“The senior members of staff developed the strategy and then everyone in the company was able to comment, no matter what seniority you were,” he said.
“All employees were able to contribute to where they would like to see the company going in the next three years and what they think the priorities of the company are.
“To understand that younger people are going to be the people that take on the company, and making sure they do have a say and can move the company in a direction that they want to take it, is vitally important.
“One of the greatest things about an EOT is we are masters of our own destiny. Being a young person in this day and age, it’s becoming increasingly difficult to be the master of your own destiny, in terms of things like housing prices and the cost of living, and it also sometimes feels like you’re always working for somebody else.
“But being an EOT it does give a degree of comfort that you’re actually working for yourself and the collective.”
Having a ‘tangible’ impact
Meanwhile, two younger employee owners at LUC have spoken to the EOA Podcast about what it’s like working for an employee-owned business.
Consultant Landscape Architect Ben Wayles, a member of the design team in Manchester, joined aged 26 in September 2018, so has experienced life at LUC before and after its transition to an EOT.

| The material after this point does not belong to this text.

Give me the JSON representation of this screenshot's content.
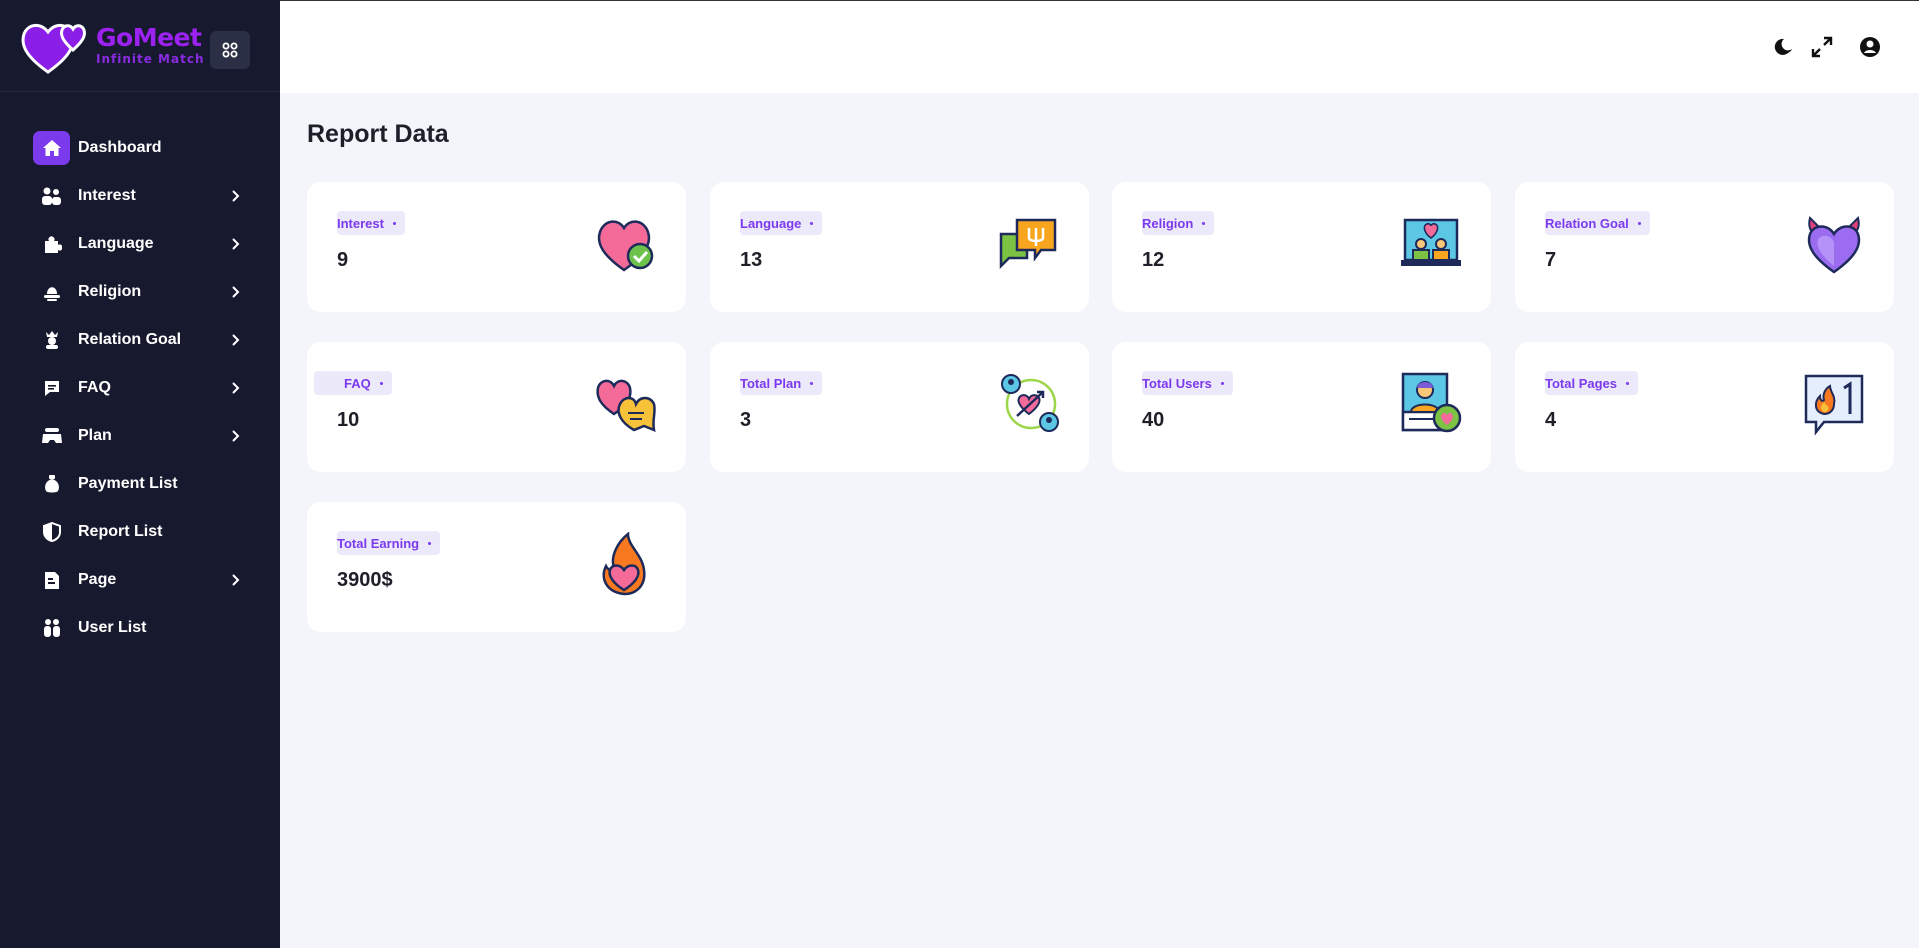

He said: “You did always feel like you had a voice in the company, but becoming an EOT has given us more routes and streams for how we can help influence how the company develops.
“We’ve definitely got more of a meaningful impact now, it’s a lot more tangible to see how we can impact the direction of the company.
“Becoming an EOT seems to have motivated a lot more people to engage and get more involved in the day-to-day. A lot of times when you’re working for other companies, you don’t have to think at all about how your work influences how the company is run or how that is profitable.
“But becoming an EOT opens your eyes to that a bit more, it gives you that level of understanding that you can’t really get in other ways at other companies of how your work influences the actual running and sustainability of a company.”
Transparency and approachability
Jessica Pearce, 26, joined the company in January this year as a senior environmental planner based in the Cardiff office.
She told the EOA Podcast she wanted to join an employee-owned business when looking for her latest job, due to the culture you get within an EO business to have more say in how you can steer the company.
“It’s nice to know you can have a chat with the employee trustees, they’re based in offices with us and are people who are typically younger and very approachable,” she said. “And it’s nice to know that information will be relayed and heard higher up in the company.
“There is a lot of transparency here and people are very approachable, that’s really important having approachable people and knowing who those people are and seeing them in the offices.
“Knowing you can ask them questions and you’re a voice of a person who also has a stake in that company now rather than just an employee, it’s nice knowing that option is available.”
You can hear more from Alex, Jessica and Ben on episode four of the EOA Podcast, click here to listen >>
On the member-only EO Hub: How being employee-owned has accelerated LUC’s ‘authentic’ approach to ESG